Yet the "torture issue" is gaining momentum almost by the day. Former Vice President Dick Cheney intensified the debate when he said the harsh interrogations were "overwhelmingly" effective in extracting important information about terrorist activities. Cheney told CBS's Face the Nation that the Obama administration has made the United States less safe by banning these techniques and reversing other national security policies from George W. Bush's tenure. However, White House Press Secretary Robert Gibbs says that, while President Obama wants to "look forward" and not prosecute "those who followed the advice that was given," higher-ups could be vulnerable. It's up to Attorney General Eric Holder to decide who, if anyone, broke the law, Gibbs says. The Justice Department's investigatory panel is expected to recommend, at minimum, that state bar associations consider disciplinary action, including reprimands or disbarment of some of the lawyers involved in writing the legal opinions, especially Jay Bybee, Steven Bradbury, and John Yoo, who were part of the department's Office of Legal Counsel under Bush.

Other options, such as congressional hearings to determine if there was wrongdoing, could prove just as divisive. Sixty-two percent of Americans oppose such hearings, according to a poll in late April by CBS News and the New York Times—including 89 percent of Republicans, 60 percent of independents, and 51 percent of Democrats. On the issue of torture itself, the country is split. Forty-nine percent of Americans support Obama's position that the United States should not use torture, but 48 percent say there are cases in which the United States "should consider torture against terrorism suspects," according to a recent ABC News/Washington Post poll.

Many Democrats favor the appointment of a special commission to look into the matter. Complicating the issue, the first Senate hearing on the torture question degenerated into partisan sniping this week. And the issue is leading to unpredictable outcomes, such as President Obama's decision to reverse himself and attempt to block the court-ordered release of photos showing brutal techniques used against detainees. After discussions with his military advisers, Obama said he felt the photos would inflame anti-American passions and could result in attacks on U.S. troops in Afghanistan and Iraq.

All this is too much for many Republicans. Efforts to punish those who authorized or carried out the controversial methods "would be an outrage," says a former adviser to President George H. W. Bush. He predicts that if Democrats push the issue, GOP hard-liners will then make it their mission to find ways to embarrass and harass Obama for the rest of his presidency and beyond.

Former Secretary of State James Baker, who served George H. W. Bush, calls the threat to investigate the writers of the legal opinions a "terrible mistake" that could undermine Obama's agenda.

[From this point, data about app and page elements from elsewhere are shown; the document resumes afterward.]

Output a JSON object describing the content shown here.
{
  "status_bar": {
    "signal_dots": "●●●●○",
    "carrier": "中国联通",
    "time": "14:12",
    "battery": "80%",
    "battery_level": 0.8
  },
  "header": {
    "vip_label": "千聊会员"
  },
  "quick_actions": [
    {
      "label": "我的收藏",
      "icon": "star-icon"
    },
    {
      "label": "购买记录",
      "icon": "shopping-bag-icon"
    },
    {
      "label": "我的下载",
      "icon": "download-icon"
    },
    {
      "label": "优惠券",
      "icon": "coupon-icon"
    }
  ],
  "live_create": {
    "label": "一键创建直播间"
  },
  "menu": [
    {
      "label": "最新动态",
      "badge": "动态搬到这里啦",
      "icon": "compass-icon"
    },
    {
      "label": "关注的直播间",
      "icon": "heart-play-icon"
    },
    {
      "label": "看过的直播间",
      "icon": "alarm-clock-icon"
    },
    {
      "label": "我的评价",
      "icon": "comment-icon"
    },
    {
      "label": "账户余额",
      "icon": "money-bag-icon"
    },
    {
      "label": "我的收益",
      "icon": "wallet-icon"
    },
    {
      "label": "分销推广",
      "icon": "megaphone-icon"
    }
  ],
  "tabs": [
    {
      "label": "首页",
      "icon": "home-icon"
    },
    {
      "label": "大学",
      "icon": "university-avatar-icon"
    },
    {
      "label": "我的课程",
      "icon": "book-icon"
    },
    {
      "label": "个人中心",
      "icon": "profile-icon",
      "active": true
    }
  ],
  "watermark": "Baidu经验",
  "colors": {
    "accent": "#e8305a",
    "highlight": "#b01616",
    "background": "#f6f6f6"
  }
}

During a speech April 27, Baker said, "The one thing that we need to stay away from at all costs is criminalizing our policy differences." He argued that a criminal investigation "would suck a lot of the oxygen out of the air on some very important things that they are going to try and get done."